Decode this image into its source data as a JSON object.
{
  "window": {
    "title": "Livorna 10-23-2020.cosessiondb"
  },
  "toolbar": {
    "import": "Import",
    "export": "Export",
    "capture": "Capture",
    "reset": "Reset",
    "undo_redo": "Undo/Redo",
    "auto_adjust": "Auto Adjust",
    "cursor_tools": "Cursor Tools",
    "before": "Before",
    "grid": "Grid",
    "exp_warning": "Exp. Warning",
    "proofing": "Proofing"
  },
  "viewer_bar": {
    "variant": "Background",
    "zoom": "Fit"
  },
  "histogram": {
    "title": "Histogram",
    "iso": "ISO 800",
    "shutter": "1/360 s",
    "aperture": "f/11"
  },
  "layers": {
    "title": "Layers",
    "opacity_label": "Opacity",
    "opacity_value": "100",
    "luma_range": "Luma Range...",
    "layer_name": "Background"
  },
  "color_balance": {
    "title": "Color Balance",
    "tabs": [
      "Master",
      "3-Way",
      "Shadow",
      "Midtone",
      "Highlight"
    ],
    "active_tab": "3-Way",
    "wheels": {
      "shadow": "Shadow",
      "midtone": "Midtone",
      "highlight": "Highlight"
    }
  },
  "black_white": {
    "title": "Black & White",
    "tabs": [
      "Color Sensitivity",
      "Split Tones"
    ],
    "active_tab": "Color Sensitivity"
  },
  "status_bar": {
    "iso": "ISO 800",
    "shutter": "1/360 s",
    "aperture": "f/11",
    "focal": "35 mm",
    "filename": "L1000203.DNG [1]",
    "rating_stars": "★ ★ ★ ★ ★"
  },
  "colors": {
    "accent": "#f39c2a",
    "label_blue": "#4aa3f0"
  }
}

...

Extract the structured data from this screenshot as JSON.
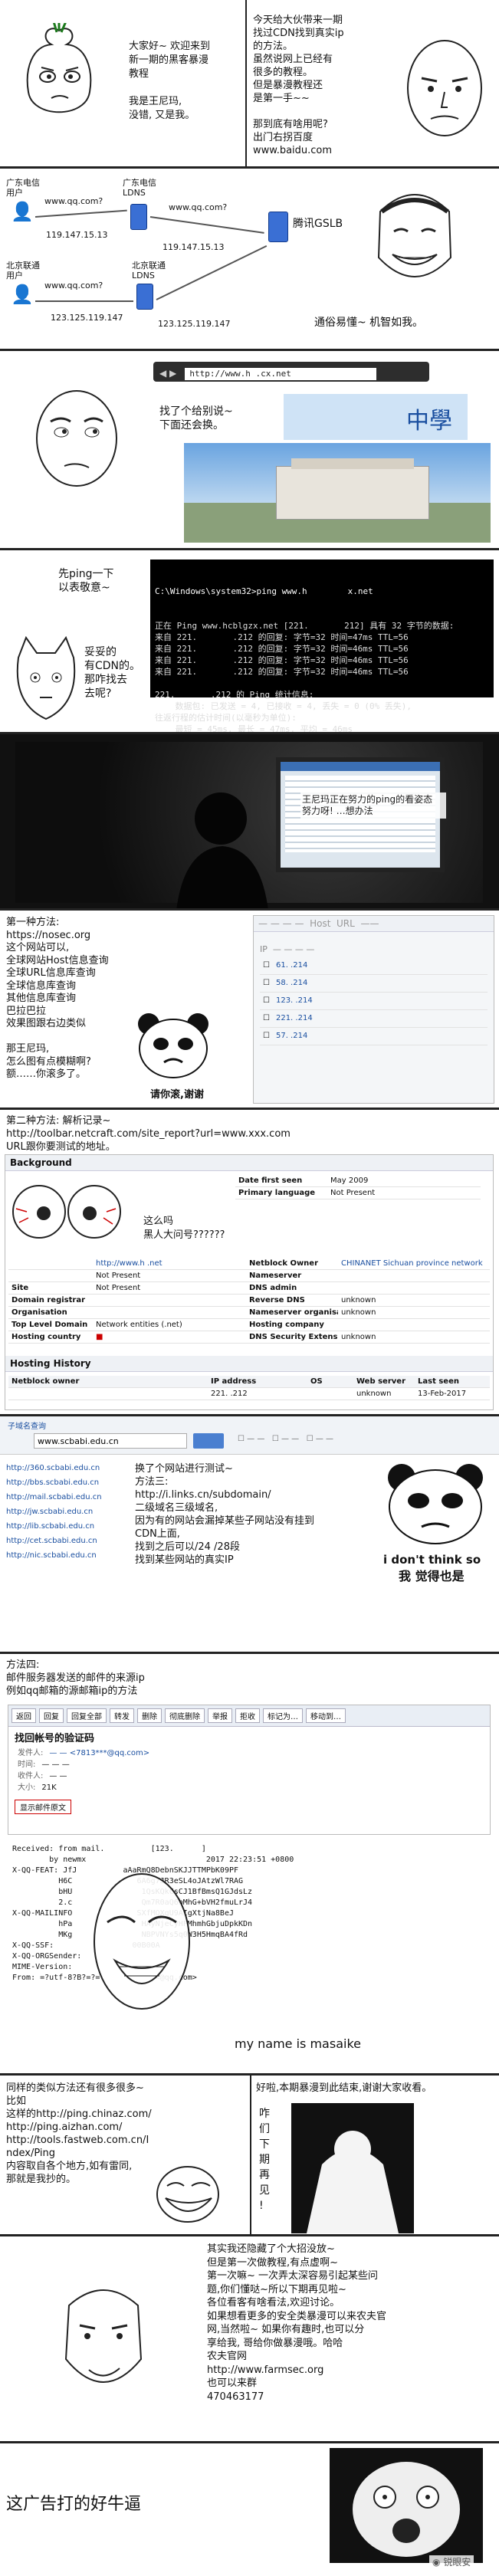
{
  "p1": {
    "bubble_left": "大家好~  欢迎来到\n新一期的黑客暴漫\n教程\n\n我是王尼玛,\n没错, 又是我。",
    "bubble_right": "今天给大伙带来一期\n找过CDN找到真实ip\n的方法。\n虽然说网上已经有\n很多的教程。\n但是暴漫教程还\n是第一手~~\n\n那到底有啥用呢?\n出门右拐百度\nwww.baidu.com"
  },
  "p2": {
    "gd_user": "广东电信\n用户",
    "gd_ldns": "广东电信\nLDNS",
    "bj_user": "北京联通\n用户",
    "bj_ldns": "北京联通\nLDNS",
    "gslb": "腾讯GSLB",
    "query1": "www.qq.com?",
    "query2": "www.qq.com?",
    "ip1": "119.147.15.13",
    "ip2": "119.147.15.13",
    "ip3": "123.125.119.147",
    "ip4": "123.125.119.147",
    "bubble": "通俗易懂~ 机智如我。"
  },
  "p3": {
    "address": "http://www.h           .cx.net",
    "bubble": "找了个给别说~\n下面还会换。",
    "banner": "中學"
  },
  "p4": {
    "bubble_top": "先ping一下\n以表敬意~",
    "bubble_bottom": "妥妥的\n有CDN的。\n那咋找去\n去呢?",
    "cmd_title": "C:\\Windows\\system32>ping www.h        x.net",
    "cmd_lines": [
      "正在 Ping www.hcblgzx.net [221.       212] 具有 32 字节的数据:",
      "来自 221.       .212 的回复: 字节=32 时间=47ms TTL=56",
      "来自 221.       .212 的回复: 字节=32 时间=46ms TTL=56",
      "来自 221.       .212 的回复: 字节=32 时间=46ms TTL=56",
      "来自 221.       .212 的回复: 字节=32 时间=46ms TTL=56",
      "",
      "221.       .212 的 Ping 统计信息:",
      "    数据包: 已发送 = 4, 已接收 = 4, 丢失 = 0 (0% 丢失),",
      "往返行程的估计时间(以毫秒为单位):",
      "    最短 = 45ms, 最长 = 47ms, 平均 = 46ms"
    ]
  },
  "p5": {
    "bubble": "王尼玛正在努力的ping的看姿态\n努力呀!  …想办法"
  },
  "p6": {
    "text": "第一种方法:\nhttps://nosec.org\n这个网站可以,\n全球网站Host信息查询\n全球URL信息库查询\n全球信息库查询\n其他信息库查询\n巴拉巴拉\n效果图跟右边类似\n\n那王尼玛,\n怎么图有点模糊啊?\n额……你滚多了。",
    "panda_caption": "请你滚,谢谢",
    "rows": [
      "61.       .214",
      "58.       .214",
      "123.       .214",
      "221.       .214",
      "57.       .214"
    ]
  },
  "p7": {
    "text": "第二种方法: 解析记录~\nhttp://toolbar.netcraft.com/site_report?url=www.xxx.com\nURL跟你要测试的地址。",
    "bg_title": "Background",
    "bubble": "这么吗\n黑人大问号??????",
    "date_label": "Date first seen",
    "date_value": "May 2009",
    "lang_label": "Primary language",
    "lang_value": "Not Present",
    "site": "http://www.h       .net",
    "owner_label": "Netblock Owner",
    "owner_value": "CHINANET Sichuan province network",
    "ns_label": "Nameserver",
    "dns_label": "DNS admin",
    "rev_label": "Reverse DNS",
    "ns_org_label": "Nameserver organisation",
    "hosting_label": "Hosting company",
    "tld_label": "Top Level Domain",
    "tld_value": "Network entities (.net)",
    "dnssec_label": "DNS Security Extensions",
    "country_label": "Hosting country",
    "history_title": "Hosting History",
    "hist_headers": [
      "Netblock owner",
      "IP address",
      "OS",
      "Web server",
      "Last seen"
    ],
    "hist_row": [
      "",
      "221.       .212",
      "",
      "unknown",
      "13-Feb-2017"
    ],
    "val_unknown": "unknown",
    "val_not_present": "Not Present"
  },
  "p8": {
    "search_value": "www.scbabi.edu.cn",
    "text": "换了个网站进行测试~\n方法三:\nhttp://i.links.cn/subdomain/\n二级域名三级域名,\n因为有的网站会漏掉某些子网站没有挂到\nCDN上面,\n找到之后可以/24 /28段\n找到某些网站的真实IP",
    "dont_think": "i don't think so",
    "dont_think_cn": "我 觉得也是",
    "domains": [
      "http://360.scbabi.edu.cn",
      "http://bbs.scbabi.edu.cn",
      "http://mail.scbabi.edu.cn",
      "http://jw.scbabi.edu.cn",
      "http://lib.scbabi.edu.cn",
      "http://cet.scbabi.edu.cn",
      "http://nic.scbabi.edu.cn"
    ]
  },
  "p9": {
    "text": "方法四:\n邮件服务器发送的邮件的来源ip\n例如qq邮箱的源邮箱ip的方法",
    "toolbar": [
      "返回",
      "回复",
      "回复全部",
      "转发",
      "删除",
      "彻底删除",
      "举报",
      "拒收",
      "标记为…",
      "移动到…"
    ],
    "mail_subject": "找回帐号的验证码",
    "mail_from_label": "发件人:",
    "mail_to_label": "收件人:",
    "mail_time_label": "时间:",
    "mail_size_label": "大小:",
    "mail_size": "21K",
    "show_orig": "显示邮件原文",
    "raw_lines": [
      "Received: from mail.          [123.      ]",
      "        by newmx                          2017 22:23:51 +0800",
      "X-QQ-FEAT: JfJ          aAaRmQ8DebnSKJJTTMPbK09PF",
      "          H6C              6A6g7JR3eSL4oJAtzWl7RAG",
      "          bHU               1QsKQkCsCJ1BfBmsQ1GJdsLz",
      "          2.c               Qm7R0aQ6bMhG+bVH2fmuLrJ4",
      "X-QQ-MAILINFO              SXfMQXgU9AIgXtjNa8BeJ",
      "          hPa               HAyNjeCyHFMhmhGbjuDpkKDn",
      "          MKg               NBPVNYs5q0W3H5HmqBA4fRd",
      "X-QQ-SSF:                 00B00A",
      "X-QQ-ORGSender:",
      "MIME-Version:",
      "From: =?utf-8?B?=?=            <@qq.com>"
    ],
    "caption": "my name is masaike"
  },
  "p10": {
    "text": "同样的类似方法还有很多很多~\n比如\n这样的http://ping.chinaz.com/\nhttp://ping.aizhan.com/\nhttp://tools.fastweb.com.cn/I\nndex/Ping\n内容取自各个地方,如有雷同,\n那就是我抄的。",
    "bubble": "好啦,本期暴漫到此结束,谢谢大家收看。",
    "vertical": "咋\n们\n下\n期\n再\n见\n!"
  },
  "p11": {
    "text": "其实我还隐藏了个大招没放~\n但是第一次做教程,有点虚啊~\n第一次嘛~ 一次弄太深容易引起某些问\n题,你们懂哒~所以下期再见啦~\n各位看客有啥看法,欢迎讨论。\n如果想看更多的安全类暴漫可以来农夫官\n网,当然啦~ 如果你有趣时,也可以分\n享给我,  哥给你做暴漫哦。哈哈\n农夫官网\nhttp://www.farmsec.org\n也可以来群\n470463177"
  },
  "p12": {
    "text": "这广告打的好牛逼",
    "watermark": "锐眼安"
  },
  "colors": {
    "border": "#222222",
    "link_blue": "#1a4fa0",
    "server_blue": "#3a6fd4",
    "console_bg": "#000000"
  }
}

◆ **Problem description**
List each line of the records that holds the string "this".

◆ **Exercise answer**
Decode this image into its source data as a JSON object.
Extract the structured data from this screenshot as JSON.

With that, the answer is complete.